With the exception of the Astros and maybe the Padres, you can play this game up and down the sport.

Even the teams that don’t necessarily need a starter to get to October – like the Yankees – would certainly find use in another high-octane arm to reach glory once they’re there. It’s a scenario perfectly situated for a team with a free-agent ace to trade to insert themselves.

It’s clear that Rodón would fetch intense interest should he be made available. All of which leads us back to the most important question: Are the Giants willing to sell?

Last year, San Francisco won 107 games. It was one of the most incredible unexpected success stories in any sport. No one really expected them to repeat exactly that, but continued contention was expected, and for a while, it seemed like they could do it; on April 27, for example, they were 13-6, in first place.

But they’re 35-41 since that high point, and haven’t been higher than third place since the end of April. Over the last month, only three teams have fewer victories. And, as manager Gabe Kapler framed it after being swept by the Dodgers this weekend: “Not good enough. Really frustrating. A level of play that is just not going to be acceptable for us. There’s no other way to classify it. It’s just not good enough.”

A look at their playoff odds shows the situation. They’re projected to win 84 games. They’re definitely not catching the Braves for the first Wild Card spot (or Mets, should Atlanta overtake New York in the East), and they’re well behind San Diego for the second spot. Which means, realistically, they’re in a race with Philadelphia and St. Louis for the third and final Wild Card spot — with the prize being a trip to Atlanta or New York for a best-of-three series and no home games.

Not, of course, that projections are infallible.

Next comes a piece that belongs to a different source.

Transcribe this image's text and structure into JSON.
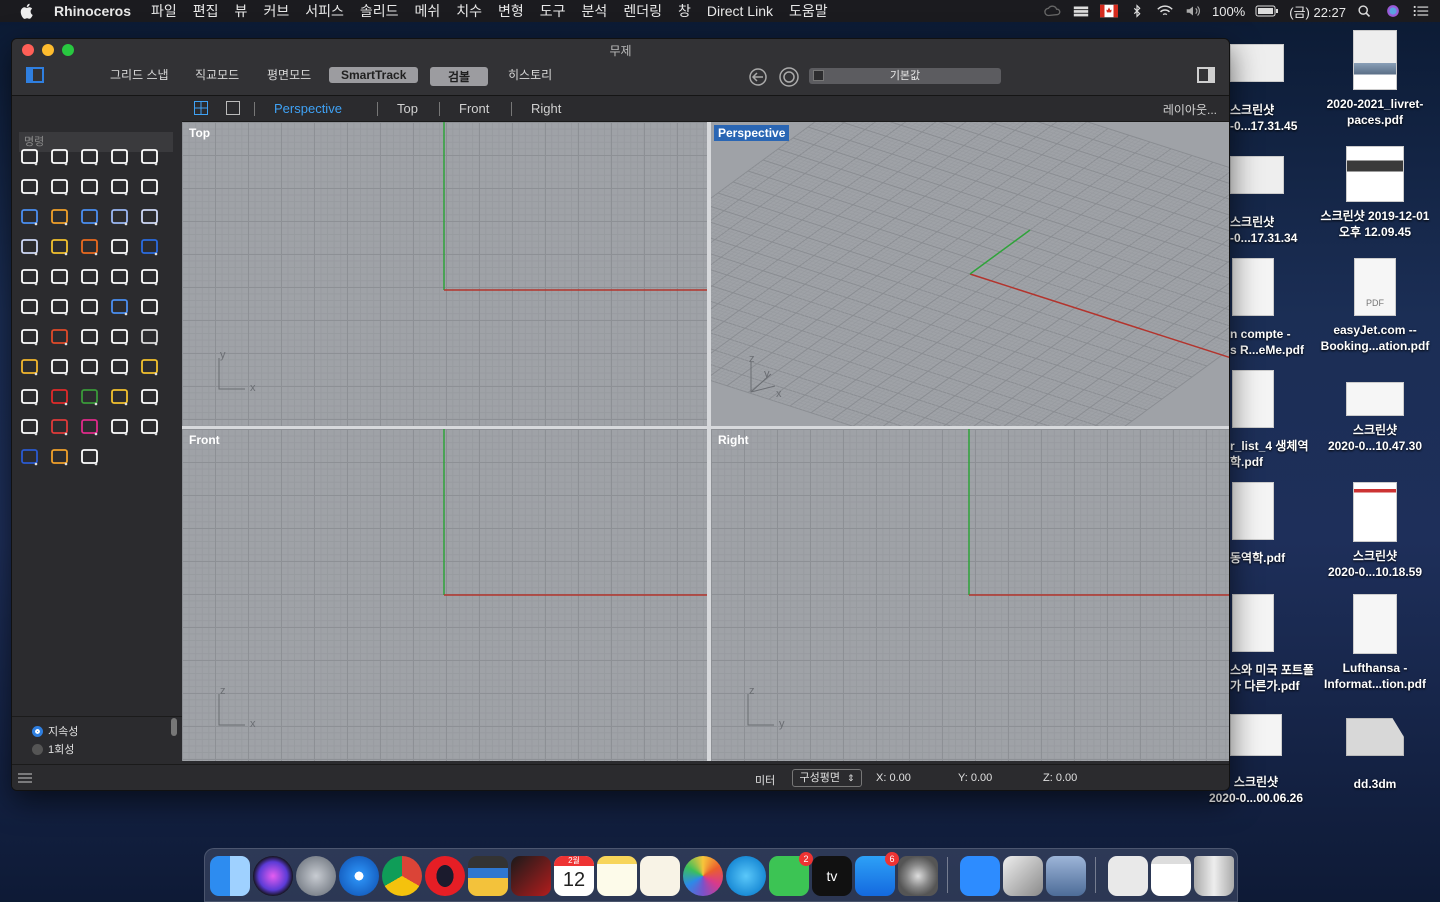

There’s certainly an argument to just try to get that final Wild Card spot and see what happens, and that might be exactly what they do. But it’s important to remember that despite signing a two-year, $44 million contract with the team in March, Rodón also earned the ability to opt out if he threw 110 innings this year, a mark he reached in his first start after the All-Star break. Assuming health, he almost certainly can do better on the market this winter than one year and $22.5 million, so he’s all but guaranteed to exercise that right.

As a back-to-back All-Star, one who has 242 2/3 innings of 2.63-ERA ball over the last two seasons – and one in possession of a four-seamer so effective we dubbed it “the most dominating pitch in baseball” back in May – Rodón would be right up there with Joe Musgrove in this winter’s free-agent starter marketplace.

As an ace or close to it, in a market where there’s no one out there like him, he’d be the best starter available. It’s got to be enough to make Farhan Zaidi and Scott Harris at least consider their options as the next week plays out.